→ WHAT THIS TASK INVOLVES
How many lines in the records below hold the word "Erstimpfung"? Answer with the number alone.

→ PROVIDED RECORDS

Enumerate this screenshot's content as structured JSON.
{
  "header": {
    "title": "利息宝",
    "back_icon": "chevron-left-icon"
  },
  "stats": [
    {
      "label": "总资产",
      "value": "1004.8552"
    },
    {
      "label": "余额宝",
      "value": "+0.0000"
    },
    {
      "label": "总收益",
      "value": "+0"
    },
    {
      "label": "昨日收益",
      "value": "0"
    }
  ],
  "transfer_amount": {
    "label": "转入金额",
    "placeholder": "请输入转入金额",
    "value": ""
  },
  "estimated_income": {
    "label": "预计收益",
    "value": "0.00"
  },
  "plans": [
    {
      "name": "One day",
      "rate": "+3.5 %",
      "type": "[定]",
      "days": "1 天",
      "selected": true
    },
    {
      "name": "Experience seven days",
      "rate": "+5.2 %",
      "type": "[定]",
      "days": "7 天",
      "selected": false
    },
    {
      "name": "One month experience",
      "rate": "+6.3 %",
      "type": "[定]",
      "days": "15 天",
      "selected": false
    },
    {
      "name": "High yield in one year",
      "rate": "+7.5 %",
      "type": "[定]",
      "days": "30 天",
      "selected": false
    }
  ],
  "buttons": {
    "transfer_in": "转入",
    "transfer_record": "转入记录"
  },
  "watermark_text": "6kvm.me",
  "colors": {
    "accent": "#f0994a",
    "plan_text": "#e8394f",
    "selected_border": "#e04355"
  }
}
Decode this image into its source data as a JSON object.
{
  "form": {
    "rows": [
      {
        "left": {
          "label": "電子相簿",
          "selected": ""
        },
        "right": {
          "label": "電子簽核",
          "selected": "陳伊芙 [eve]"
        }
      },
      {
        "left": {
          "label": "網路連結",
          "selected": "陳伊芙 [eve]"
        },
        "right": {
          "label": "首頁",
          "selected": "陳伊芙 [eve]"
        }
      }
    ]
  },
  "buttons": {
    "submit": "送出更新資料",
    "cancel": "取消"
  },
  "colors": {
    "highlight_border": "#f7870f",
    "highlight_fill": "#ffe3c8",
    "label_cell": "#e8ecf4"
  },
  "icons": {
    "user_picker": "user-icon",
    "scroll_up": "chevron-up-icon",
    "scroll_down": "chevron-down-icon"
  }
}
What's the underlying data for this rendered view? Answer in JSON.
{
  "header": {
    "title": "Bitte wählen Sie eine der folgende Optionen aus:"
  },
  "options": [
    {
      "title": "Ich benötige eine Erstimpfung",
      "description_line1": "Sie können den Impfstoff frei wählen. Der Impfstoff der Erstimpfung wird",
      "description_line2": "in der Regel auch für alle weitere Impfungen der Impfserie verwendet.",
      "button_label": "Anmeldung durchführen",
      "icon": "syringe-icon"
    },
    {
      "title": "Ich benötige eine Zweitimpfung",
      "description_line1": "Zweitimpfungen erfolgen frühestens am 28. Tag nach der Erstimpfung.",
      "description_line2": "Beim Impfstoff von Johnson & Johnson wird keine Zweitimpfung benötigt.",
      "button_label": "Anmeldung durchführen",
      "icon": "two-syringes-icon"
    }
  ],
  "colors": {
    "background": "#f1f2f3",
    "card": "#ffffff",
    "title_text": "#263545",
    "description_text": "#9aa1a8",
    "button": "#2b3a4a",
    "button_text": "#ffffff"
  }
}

→ COMPLETED TASK
3